Field trip volunteers are provided with a backpack of supplies including an “Adopt Me” harness, a water bowl, towels and waste bags. Volunteers must be at least 18, sign a liability waiver and leave a credit card deposit, should the dog not be returned. Shelter staff also give volunteers a list of dog-friendly places nearby, Sickels said, and encourage volunteers to snap photos to post online. She said the program is especially popular at the Humane Society’s Kona shelter among tourists visiting the island.

“We were trying to find ways to provide enrichment for the animals and we saw other humane societies on other islands have had success with this program,” Sickels said, adding the program hasn’t had any major issues yet other than one field trip dog getting loose (it was eventually returned).

“… It was pretty successful from the beginning. Both residents and visitors like to participate. We even have a few visitors who have come and fell in love and we send them back to the mainland with (the field trip dog).”

Kim said she’d like to see the program become more popular in East Hawaii, however. She said she’s a longtime Humane Society volunteer and been taking dogs on field trips since the program got started — though she’s one of the few who do so at the Keaau shelter. She said she’s noticed a single field trip can greatly increase a dog’s chances for adoption.

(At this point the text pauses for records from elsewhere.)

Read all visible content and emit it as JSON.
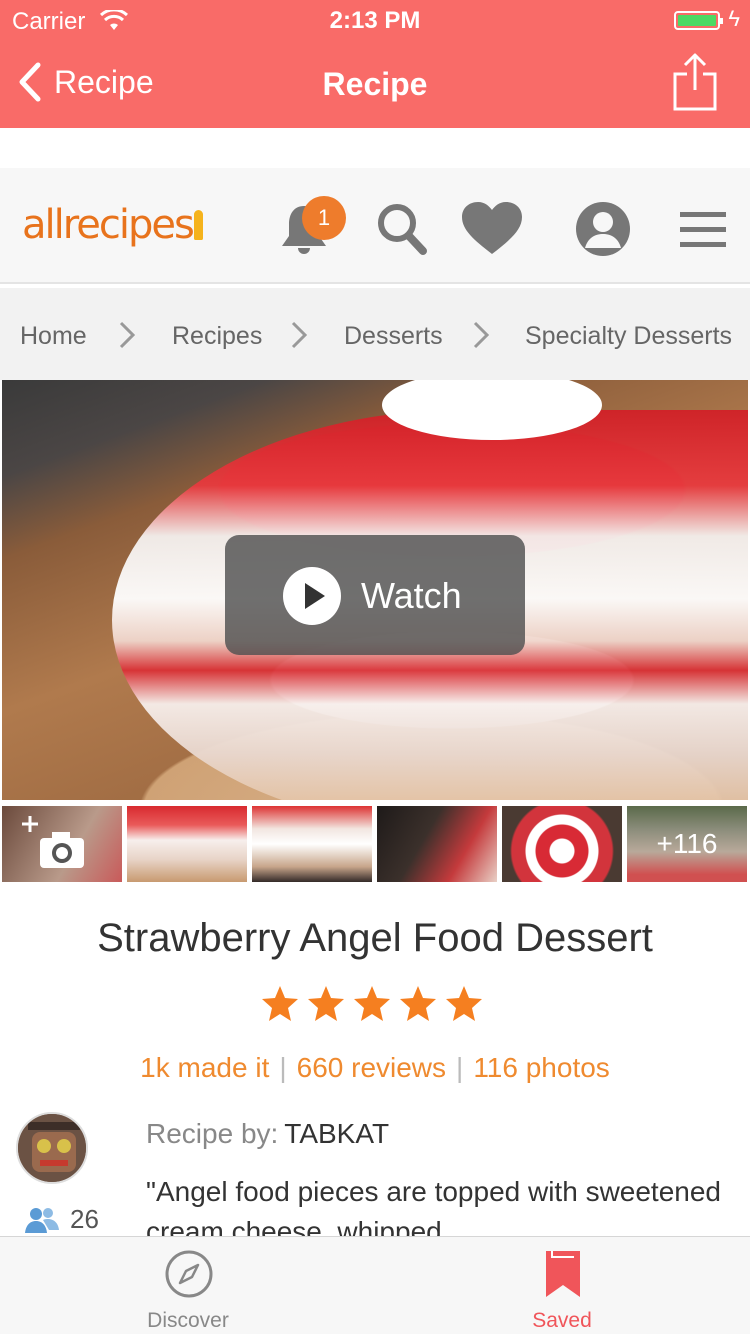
{
  "status_bar": {
    "carrier": "Carrier",
    "time": "2:13 PM"
  },
  "nav": {
    "back_label": "Recipe",
    "title": "Recipe"
  },
  "header": {
    "logo_text": "allrecipes",
    "notification_count": "1"
  },
  "breadcrumb": [
    "Home",
    "Recipes",
    "Desserts",
    "Specialty Desserts"
  ],
  "hero": {
    "watch_label": "Watch"
  },
  "thumbnails": {
    "more_label": "+116"
  },
  "recipe": {
    "title": "Strawberry Angel Food Dessert",
    "rating": 5,
    "made_it": "1k made it",
    "reviews": "660 reviews",
    "photos": "116 photos",
    "recipe_by_label": "Recipe by:",
    "author": "TABKAT",
    "followers": "26",
    "description": "\"Angel food pieces are topped with sweetened cream cheese, whipped"
  },
  "tabbar": {
    "discover_label": "Discover",
    "saved_label": "Saved"
  },
  "colors": {
    "brand": "#f96b68",
    "accent": "#ef8a2f",
    "star": "#f57f20",
    "logo": "#e8731c"
  }
}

She said she generally takes her field trip dogs to Lili‘uokalani Gardens — one of the few dog-friendly parks in East Hawaii — to maximize its exposure to the public.

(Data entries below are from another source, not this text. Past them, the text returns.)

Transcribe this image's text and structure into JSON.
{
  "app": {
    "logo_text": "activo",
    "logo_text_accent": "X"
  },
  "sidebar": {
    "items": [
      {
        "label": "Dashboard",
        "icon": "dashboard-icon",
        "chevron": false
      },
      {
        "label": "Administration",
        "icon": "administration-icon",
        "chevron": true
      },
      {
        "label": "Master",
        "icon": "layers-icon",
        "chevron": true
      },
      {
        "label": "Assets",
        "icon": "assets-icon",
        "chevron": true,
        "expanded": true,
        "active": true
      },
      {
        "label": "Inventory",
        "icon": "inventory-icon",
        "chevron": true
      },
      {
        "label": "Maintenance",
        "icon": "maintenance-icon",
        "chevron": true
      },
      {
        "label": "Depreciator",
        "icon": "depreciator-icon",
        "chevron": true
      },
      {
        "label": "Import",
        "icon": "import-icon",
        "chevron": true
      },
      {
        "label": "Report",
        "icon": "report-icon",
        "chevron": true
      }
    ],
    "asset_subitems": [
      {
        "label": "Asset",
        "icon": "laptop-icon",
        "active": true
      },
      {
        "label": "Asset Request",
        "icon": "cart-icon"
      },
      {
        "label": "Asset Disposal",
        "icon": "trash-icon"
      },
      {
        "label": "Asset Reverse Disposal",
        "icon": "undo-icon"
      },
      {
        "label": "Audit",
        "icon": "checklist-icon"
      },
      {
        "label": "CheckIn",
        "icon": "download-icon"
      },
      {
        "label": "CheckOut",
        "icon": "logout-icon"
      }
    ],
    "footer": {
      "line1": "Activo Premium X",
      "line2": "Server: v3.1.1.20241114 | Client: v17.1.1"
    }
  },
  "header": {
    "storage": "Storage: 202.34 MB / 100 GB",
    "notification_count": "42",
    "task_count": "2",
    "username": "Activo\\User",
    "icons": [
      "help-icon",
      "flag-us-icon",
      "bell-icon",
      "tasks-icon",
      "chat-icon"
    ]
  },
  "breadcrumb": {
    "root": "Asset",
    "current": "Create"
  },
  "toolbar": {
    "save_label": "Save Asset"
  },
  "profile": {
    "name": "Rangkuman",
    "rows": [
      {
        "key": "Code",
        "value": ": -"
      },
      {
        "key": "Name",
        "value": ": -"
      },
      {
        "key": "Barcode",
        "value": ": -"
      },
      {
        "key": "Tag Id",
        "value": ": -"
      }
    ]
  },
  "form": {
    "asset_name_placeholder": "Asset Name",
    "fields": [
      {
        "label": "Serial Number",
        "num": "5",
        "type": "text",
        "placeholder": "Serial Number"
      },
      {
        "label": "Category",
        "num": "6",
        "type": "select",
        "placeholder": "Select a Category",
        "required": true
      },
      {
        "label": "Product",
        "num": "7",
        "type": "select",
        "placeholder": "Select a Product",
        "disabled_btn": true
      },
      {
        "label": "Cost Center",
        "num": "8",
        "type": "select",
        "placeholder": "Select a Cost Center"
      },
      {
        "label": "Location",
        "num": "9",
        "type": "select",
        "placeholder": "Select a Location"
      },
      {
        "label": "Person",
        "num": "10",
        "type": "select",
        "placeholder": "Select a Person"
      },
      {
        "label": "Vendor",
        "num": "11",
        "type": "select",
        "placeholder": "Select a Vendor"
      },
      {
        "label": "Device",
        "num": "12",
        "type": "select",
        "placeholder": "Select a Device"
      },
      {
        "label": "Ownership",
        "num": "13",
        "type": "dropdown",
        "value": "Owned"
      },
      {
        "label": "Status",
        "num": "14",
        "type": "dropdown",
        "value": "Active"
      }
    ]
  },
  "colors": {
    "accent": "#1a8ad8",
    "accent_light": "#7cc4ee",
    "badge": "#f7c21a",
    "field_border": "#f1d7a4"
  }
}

“I feel like taking a dog out through the program really ups their chances (for adoption),” Kim said. “And I think it’s just so important to get them out. It means so much to them. You’re not just making their day, you might be making their week or their month.”

Field trip dogs can be checked out at the Keaau shelter from 9 a.m.-1 p.m. Monday through Saturday. They must be returned the same day by 3:30 p.m. at the Keaau shelter. Dogs also must be kept on leashes and in enclosed cars. For more information about the program, visit hihs.org/services/fieldtrips.

Email Kirsten Johnson at kjohnson@hawaiitribune-herald.com.

Rules for posting comments